With mere days to go before the first round of voting on 23 April the race is too close to call, with four candidates all in the picture for the second round. While veteran Front National leader Marine Le Pen and maverick independent centrist Emmanuel Macron currently lead the pack with around 22-23% of the vote each, former favourite François Fillon of Les Républicains trails by only three or four points. Meanwhile a dramatic surge in the past few weeks from the hard-left socialist Jean-Luc Mélenchon sees him neck-and-neck with Fillon, and within touching distance of the second round.
With tight polls, unprecedented numbers of undecided voters and a now familiar vein of anti-establishment populist sentiment running through French politics, the election has the potential to throw up a number of very different outcomes.
Amidst this unpredictability, the race for the Élysée will have implications that will be felt beyond France’s borders, not least across the Channel, where France’s choice for President will have a significant impact on the process of Britain’s withdrawal from the European Union.

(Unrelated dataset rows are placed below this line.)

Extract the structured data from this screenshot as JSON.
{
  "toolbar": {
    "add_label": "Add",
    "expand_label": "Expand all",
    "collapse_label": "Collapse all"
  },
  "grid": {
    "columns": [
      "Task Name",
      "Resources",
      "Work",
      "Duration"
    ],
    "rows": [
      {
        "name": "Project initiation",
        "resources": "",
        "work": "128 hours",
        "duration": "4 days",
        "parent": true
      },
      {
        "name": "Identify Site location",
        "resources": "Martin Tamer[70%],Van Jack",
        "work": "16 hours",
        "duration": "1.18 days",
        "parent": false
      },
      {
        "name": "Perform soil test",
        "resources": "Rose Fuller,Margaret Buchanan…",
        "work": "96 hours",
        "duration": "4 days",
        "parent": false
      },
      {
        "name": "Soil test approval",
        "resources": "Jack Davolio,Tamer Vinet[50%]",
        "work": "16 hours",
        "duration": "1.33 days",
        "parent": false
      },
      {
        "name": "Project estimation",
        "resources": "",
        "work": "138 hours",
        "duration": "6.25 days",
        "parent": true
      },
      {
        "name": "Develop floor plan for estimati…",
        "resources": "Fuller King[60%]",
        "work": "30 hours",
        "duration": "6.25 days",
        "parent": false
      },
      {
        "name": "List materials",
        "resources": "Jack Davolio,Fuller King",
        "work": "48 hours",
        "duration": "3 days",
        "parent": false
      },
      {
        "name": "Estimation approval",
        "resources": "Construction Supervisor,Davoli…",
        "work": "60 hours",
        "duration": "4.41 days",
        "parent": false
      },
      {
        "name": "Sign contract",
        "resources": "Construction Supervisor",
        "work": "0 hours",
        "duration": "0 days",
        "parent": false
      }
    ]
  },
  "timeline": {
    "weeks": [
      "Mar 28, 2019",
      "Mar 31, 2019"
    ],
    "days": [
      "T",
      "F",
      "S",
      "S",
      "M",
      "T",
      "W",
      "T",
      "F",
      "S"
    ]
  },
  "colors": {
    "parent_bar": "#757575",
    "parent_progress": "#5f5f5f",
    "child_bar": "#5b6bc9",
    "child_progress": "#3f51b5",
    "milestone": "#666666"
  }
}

As in British politics, the issue of Brexit has loomed large in this election campaign. The incumbent President François Hollande has spoken of a desire to make Britain pay for its decision to leave the European Union, declaring that non-members should not be offered the same benefits available to member states.
It is a viewpoint that is shared by Macron, by far the most avowedly pro-EU candidate in this election. On a recent visit to London, where he met with Theresa May, Macron reaffirmed his belief that access to the single market depended on the acceptance of the EU’s “four freedoms” – including free movement of labour – and spoke of his intention to poach “banks, talents, researchers, academics” from the UK after Brexit, much to the chagrin of Mrs May.
There is a distinct chance therefore that this election could see the emergence of an emboldened, revanchist France, with little intention of giving Britain an easy time in its Brexit negotiations.
On the other hand, Euroscepticism has also found expression in French politics: two of the four leading candidates – Le Pen and Mélenchon – have pledged to hold a referendum on France’s membership of the EU. Le Pen for her part has declared that she would be Britain’s “ally” against Europe, and a victory for her or for Mélenchon would very likely break the EU’s united front and provoke a new crisis across the Eurozone.
The threat of one of the EU’s largest and most important members following Britain through the exit door and abandoning the Euro would have serious implications for the UK’s withdrawal negotiations. It is often said that Britain will suffer from a “bandwidth” problem during the Brexit negotiations, with a serious lack of civil service negotiation capacity in comparison to the rest of the European Union. If however the EU finds itself fighting a war on two fronts, with France threatening a hugely destabilising exit of its own, the balance could well swing in Britain’s favour.
Even if the Eurosceptics fall short of victory in France, this election has vividly demonstrated the volatility of French politics, with increasing fragmentation and the rise of populism and extremism across the political spectrum. British businesses who were eyeing up moves to the continent following the Brexit vote may well be having second thoughts about doing so, and may well prefer the relative stability of British politics even in spite of the UK’s impending exit from the European Union.
With Britain’s future relationship with Europe yet to be decided, the presidential election in France will have a significant impact on British politics regardless of who emerges as the winner. From this side of the Channel politicians and businesses alike will be keeping a very close eye on the first round of voting on Sunday, and the final run-off on May 7.